[Records from a data source]

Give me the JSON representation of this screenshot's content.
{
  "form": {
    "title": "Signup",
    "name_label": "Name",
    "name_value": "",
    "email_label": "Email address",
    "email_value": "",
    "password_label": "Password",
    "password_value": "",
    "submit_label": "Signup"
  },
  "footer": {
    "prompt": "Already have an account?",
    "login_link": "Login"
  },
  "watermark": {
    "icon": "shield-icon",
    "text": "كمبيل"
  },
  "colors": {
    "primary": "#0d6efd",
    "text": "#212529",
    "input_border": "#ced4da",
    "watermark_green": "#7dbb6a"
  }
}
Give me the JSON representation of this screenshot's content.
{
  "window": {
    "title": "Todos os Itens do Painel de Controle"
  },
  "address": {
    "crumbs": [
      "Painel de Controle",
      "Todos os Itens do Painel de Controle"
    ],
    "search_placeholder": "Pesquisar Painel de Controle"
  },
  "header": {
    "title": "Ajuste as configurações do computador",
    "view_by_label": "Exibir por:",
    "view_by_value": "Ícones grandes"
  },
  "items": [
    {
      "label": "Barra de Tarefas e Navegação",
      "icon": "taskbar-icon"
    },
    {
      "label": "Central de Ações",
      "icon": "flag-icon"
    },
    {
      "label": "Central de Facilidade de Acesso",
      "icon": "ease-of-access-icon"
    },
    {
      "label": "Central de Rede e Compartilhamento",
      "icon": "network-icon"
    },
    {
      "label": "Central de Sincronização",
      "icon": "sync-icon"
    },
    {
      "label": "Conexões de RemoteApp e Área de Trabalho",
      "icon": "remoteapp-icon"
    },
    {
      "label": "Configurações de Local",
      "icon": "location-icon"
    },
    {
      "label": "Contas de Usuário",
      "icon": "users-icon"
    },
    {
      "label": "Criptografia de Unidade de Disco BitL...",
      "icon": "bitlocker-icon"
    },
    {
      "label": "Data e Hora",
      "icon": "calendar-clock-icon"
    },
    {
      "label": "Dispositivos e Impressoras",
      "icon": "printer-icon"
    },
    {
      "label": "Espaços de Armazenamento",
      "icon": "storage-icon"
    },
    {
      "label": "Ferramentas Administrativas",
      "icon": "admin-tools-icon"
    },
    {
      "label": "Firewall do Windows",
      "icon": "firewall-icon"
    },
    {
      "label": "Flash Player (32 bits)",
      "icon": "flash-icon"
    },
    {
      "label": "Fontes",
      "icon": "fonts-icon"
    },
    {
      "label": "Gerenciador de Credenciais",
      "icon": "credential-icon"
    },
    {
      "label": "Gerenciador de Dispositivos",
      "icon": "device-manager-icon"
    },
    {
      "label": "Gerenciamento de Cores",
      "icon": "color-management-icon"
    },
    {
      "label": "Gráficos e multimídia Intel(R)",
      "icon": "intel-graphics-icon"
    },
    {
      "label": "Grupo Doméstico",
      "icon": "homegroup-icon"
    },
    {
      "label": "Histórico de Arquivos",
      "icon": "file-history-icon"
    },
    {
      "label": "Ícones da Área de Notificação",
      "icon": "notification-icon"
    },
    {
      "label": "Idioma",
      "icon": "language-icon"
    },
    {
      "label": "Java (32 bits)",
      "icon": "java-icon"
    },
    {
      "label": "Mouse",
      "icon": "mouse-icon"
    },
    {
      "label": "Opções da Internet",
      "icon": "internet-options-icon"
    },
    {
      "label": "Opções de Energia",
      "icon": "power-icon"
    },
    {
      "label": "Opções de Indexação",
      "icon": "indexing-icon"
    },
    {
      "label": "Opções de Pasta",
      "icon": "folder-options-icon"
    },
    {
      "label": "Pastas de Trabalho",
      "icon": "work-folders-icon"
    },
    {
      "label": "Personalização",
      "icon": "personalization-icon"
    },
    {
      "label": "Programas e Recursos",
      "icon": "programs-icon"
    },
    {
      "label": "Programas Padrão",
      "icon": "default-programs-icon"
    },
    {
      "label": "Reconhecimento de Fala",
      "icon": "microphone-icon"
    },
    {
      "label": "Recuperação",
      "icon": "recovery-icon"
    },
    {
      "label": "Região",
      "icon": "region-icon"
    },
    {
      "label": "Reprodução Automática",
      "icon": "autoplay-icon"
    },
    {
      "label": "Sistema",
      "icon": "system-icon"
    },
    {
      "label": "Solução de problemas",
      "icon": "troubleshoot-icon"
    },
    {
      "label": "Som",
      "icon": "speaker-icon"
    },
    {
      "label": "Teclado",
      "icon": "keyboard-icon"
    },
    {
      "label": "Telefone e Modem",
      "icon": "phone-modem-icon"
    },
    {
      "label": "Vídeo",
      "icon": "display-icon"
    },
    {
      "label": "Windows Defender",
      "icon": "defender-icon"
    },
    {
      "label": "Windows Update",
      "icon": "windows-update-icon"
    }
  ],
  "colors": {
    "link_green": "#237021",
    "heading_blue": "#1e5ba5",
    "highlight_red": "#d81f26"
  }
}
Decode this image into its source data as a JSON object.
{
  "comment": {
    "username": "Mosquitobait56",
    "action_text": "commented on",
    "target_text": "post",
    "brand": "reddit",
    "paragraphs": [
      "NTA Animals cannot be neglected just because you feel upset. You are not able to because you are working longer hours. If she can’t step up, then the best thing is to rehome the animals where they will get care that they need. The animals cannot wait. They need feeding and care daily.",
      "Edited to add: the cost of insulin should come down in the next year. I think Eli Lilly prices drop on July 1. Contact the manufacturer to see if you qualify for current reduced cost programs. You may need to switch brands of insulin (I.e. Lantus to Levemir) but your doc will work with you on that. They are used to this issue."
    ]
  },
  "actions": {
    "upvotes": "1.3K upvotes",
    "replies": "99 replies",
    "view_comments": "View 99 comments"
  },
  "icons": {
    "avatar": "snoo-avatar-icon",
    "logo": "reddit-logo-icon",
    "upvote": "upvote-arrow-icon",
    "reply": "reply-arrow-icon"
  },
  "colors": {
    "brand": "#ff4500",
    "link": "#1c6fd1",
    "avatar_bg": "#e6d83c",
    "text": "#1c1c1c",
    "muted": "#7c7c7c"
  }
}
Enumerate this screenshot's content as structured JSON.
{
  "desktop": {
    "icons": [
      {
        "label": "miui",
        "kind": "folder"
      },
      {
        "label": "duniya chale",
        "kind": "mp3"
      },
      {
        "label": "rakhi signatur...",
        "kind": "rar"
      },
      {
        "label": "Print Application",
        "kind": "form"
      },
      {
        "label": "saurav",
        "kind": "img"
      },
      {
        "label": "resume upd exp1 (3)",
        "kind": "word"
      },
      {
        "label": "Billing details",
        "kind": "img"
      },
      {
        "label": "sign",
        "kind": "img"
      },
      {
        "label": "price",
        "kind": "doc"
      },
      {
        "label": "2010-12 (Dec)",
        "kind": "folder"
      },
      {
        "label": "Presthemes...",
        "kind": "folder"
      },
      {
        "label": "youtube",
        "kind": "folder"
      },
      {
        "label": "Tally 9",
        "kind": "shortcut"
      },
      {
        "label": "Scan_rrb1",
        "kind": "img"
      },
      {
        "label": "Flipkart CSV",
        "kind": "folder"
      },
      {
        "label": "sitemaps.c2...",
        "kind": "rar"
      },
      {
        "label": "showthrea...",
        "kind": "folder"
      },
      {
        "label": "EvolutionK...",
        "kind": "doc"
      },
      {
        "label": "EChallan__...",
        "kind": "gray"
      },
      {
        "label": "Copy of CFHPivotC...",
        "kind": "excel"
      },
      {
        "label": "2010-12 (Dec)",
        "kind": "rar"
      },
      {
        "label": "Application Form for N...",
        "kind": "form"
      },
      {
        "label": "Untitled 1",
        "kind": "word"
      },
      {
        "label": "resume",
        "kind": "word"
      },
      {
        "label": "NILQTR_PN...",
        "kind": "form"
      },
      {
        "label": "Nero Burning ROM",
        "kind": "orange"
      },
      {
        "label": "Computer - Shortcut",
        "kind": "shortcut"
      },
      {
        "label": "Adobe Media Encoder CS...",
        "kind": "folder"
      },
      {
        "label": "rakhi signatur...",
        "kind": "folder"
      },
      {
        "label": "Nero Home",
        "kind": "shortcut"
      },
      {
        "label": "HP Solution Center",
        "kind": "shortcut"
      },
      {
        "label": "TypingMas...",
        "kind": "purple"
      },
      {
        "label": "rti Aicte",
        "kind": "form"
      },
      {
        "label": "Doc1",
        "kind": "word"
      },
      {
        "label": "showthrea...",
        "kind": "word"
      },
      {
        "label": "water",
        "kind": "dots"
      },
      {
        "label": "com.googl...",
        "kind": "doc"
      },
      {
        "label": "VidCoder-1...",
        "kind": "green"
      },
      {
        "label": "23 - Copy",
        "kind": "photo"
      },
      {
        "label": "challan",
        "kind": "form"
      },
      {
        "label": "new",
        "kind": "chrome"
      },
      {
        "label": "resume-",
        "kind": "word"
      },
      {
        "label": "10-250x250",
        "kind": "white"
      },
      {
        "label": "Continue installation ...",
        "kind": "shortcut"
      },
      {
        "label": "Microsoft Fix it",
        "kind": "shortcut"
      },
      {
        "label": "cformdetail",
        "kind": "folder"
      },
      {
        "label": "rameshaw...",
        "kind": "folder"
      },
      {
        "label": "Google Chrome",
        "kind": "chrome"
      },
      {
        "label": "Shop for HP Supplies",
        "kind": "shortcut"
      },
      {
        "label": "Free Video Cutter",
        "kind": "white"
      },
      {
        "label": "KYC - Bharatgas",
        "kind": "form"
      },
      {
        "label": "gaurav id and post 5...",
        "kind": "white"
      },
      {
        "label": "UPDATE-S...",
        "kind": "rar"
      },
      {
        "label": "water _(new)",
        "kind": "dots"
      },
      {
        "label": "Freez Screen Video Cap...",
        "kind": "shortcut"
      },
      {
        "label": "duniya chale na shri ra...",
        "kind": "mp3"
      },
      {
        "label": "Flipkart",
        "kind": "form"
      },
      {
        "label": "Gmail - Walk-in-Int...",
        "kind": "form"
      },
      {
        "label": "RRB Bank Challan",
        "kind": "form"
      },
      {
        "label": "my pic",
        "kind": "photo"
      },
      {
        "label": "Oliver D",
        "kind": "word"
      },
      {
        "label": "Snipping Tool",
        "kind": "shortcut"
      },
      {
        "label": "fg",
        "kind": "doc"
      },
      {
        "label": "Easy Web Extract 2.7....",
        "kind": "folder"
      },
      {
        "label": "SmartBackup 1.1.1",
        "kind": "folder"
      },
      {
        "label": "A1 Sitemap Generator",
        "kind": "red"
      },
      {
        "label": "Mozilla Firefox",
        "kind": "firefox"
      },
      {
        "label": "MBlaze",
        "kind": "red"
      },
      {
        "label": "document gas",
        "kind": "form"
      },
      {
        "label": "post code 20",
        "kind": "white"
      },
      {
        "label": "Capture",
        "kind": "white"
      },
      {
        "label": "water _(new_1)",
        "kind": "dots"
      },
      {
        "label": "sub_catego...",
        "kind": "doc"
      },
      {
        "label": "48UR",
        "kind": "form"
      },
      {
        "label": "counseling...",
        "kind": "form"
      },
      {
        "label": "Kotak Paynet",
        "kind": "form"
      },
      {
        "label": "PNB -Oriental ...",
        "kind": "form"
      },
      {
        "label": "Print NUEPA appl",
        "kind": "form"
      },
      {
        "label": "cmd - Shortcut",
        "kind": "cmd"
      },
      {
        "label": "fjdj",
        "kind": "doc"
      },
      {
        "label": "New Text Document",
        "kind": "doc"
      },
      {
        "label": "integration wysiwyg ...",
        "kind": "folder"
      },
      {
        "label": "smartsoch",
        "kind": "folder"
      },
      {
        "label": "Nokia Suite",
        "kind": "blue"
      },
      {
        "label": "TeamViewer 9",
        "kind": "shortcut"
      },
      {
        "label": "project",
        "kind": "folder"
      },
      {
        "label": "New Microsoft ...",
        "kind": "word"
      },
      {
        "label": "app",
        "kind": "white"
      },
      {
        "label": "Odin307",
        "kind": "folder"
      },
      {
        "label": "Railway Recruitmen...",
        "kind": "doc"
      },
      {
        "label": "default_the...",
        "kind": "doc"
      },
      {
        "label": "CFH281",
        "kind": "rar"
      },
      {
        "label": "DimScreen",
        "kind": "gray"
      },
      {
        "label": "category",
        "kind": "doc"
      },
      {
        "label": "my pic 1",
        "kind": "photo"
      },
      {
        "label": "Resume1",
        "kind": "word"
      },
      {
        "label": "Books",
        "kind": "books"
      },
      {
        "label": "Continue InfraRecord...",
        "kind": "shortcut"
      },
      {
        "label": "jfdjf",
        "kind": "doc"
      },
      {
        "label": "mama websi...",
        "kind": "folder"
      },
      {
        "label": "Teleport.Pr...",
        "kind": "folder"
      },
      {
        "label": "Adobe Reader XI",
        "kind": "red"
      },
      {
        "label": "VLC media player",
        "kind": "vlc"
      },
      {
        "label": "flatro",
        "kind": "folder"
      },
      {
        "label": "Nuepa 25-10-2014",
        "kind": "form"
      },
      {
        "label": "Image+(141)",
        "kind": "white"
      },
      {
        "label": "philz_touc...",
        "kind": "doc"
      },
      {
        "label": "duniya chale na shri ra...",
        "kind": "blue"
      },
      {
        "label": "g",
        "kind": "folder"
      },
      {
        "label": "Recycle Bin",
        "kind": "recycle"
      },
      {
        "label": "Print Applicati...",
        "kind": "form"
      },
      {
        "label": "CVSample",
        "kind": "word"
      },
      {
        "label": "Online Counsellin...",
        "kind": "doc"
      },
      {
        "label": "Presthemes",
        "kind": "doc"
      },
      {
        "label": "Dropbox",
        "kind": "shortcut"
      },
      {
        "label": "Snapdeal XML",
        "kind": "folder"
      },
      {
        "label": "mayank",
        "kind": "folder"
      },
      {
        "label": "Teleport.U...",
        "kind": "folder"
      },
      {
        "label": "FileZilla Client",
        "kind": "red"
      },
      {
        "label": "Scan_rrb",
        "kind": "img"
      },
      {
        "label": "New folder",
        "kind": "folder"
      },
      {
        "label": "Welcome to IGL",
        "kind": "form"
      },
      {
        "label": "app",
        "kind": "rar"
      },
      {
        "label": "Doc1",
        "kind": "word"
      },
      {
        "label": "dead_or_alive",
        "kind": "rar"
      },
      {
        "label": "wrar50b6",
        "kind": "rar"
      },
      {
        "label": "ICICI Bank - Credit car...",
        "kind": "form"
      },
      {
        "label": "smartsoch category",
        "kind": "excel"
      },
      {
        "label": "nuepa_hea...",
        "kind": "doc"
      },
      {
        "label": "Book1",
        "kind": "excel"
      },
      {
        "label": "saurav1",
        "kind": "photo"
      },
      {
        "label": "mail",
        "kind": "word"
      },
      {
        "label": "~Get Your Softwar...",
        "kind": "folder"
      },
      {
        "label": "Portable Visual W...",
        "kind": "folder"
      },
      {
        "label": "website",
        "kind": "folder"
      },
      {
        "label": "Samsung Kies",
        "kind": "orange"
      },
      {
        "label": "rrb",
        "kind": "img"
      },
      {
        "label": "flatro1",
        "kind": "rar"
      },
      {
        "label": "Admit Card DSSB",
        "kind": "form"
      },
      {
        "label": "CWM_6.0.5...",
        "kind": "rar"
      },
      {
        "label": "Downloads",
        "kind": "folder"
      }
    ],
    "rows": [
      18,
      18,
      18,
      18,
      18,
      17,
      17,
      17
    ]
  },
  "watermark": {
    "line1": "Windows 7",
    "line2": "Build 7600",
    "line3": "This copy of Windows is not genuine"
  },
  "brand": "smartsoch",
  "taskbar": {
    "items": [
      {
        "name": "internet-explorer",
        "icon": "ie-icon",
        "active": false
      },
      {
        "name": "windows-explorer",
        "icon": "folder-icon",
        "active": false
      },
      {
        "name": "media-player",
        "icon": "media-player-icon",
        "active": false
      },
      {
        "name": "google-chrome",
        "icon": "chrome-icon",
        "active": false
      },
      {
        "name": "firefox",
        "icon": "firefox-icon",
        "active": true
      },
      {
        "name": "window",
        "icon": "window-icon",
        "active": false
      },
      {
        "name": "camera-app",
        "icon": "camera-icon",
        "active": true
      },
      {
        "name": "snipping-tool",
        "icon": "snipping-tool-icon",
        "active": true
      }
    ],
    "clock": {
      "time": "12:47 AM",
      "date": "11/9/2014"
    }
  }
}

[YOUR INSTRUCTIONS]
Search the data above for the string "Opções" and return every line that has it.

[WRITTEN ANSWER]
      "label": "Opções da Internet",
      "label": "Opções de Energia",
      "label": "Opções de Indexação",
      "label": "Opções de Pasta",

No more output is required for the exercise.